Give the total of lines holding the word "Confirm" in the records below, and nothing else.

Dataset items:
________________

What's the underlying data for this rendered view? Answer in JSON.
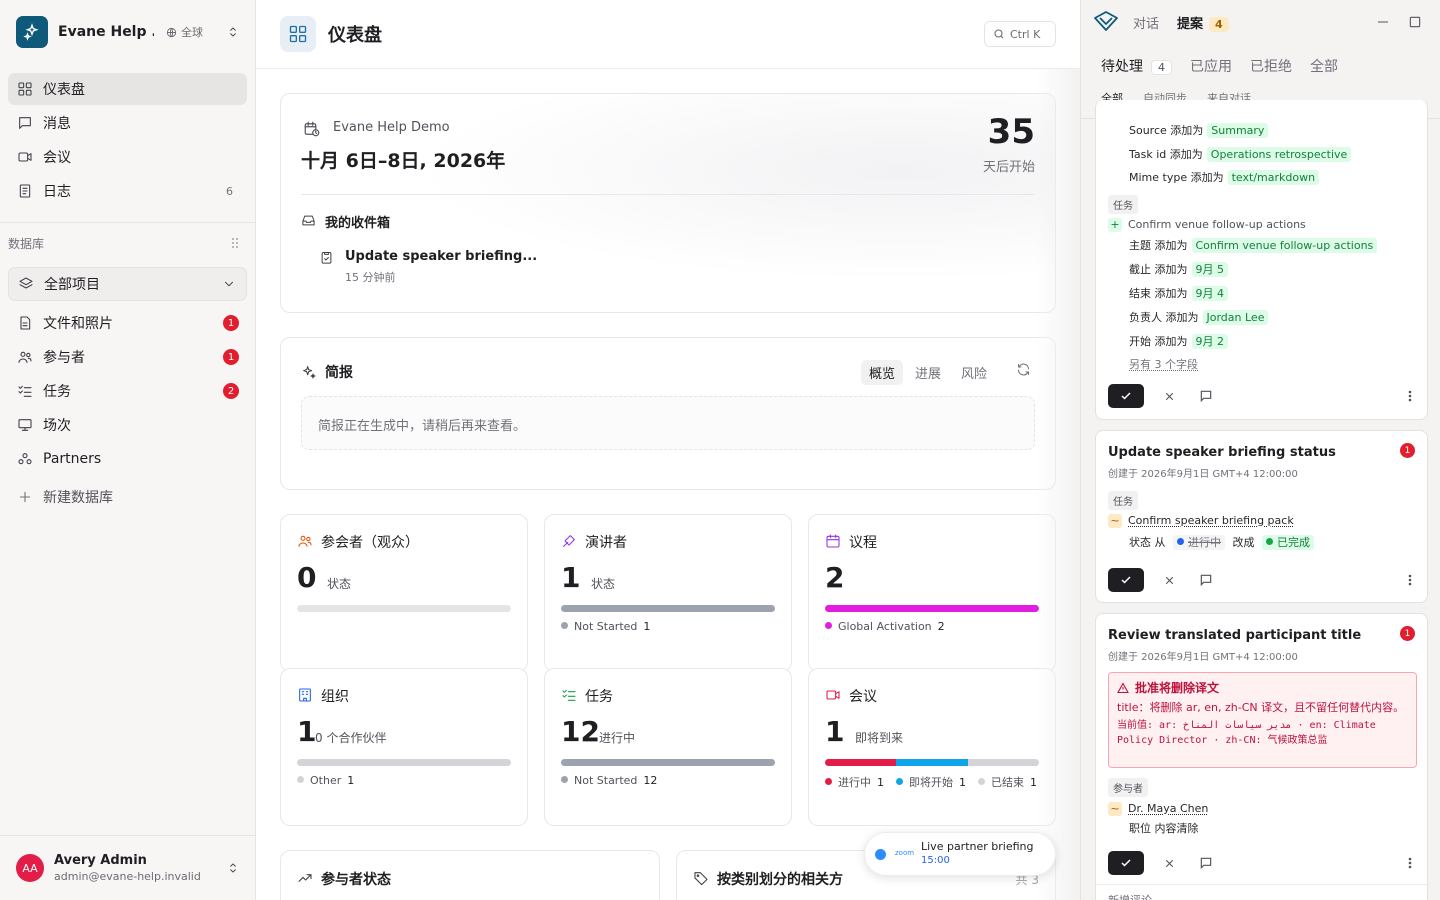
{
  "workspace": {
    "name": "Evane Help ...",
    "scope": "全球"
  },
  "nav": [
    {
      "label": "仪表盘"
    },
    {
      "label": "消息"
    },
    {
      "label": "会议"
    },
    {
      "label": "日志",
      "count": "6"
    }
  ],
  "database": {
    "section_title": "数据库",
    "all_projects": "全部项目",
    "items": [
      {
        "label": "文件和照片",
        "badge": "1"
      },
      {
        "label": "参与者",
        "badge": "1"
      },
      {
        "label": "任务",
        "badge": "2"
      },
      {
        "label": "场次"
      },
      {
        "label": "Partners"
      }
    ],
    "new_db": "新建数据库"
  },
  "user": {
    "initials": "AA",
    "name": "Avery Admin",
    "email": "admin@evane-help.invalid"
  },
  "page": {
    "title": "仪表盘",
    "search_hint": "Ctrl K"
  },
  "event": {
    "name": "Evane Help Demo",
    "dates": "十月 6日–8日, 2026年",
    "days_count": "35",
    "days_label": "天后开始",
    "inbox_title": "我的收件箱",
    "inbox_item": "Update speaker briefing...",
    "inbox_time": "15 分钟前"
  },
  "briefing": {
    "title": "简报",
    "tabs": [
      "概览",
      "进展",
      "风险"
    ],
    "message": "简报正在生成中，请稍后再来查看。"
  },
  "stats": [
    {
      "title": "参会者（观众）",
      "value": "0",
      "sub": "状态",
      "color": "#ea580c",
      "legend": []
    },
    {
      "title": "演讲者",
      "value": "1",
      "sub": "状态",
      "color": "#9333ea",
      "legend": [
        {
          "label": "Not Started",
          "count": "1",
          "color": "#9ca3af"
        }
      ]
    },
    {
      "title": "议程",
      "value": "2",
      "sub": "",
      "color": "#9333ea",
      "legend": [
        {
          "label": "Global Activation",
          "count": "2",
          "color": "#e11de0"
        }
      ]
    },
    {
      "title": "组织",
      "value": "1",
      "sub": "0 个合作伙伴",
      "color": "#2563eb",
      "legend": [
        {
          "label": "Other",
          "count": "1",
          "color": "#d4d4d8"
        }
      ]
    },
    {
      "title": "任务",
      "value": "12",
      "sub": "进行中",
      "color": "#16a34a",
      "legend": [
        {
          "label": "Not Started",
          "count": "12",
          "color": "#9ca3af"
        }
      ]
    },
    {
      "title": "会议",
      "value": "1",
      "sub": "即将到来",
      "color": "#e11d48",
      "legend": [
        {
          "label": "进行中",
          "count": "1",
          "color": "#e11d48"
        },
        {
          "label": "即将开始",
          "count": "1",
          "color": "#0ea5e9"
        },
        {
          "label": "已结束",
          "count": "1",
          "color": "#d4d4d8"
        }
      ]
    }
  ],
  "bottom_cards": {
    "participant_status": "参与者状态",
    "stakeholders": "按类别划分的相关方",
    "stakeholders_count": "共 3"
  },
  "toast": {
    "brand": "zoom",
    "title": "Live partner briefing",
    "time": "15:00"
  },
  "panel": {
    "tabs": [
      "对话",
      "提案"
    ],
    "proposals_count": "4",
    "status_tabs": [
      "待处理",
      "已应用",
      "已拒绝",
      "全部"
    ],
    "pending_count": "4",
    "filters": [
      "全部",
      "自动同步",
      "来自对话"
    ],
    "card1": {
      "fields": [
        {
          "key": "Source 添加为",
          "val": "Summary"
        },
        {
          "key": "Task id 添加为",
          "val": "Operations retrospective"
        },
        {
          "key": "Mime type 添加为",
          "val": "text/markdown"
        }
      ],
      "tag": "任务",
      "item": "Confirm venue follow-up actions",
      "subfields": [
        {
          "key": "主题 添加为",
          "val": "Confirm venue follow-up actions"
        },
        {
          "key": "截止 添加为",
          "val": "9月 5"
        },
        {
          "key": "结束 添加为",
          "val": "9月 4"
        },
        {
          "key": "负责人 添加为",
          "val": "Jordan Lee"
        },
        {
          "key": "开始 添加为",
          "val": "9月 2"
        }
      ],
      "more": "另有 3 个字段"
    },
    "card2": {
      "title": "Update speaker briefing status",
      "badge": "1",
      "meta": "创建于 2026年9月1日 GMT+4 12:00:00",
      "tag": "任务",
      "item": "Confirm speaker briefing pack",
      "change_prefix": "状态 从",
      "from": "进行中",
      "mid": "改成",
      "to": "已完成"
    },
    "card3": {
      "title": "Review translated participant title",
      "badge": "1",
      "meta": "创建于 2026年9月1日 GMT+4 12:00:00",
      "warn_title": "批准将删除译文",
      "warn_body": "title：将删除 ar, en, zh-CN 译文，且不留任何替代内容。",
      "warn_current": "当前值: ar: مدير سياسات المناخ · en: Climate Policy Director · zh-CN: 气候政策总监",
      "tag": "参与者",
      "item": "Dr. Maya Chen",
      "change": "职位 内容清除",
      "add_comment": "新增评论"
    }
  }
}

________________

Written reply:
3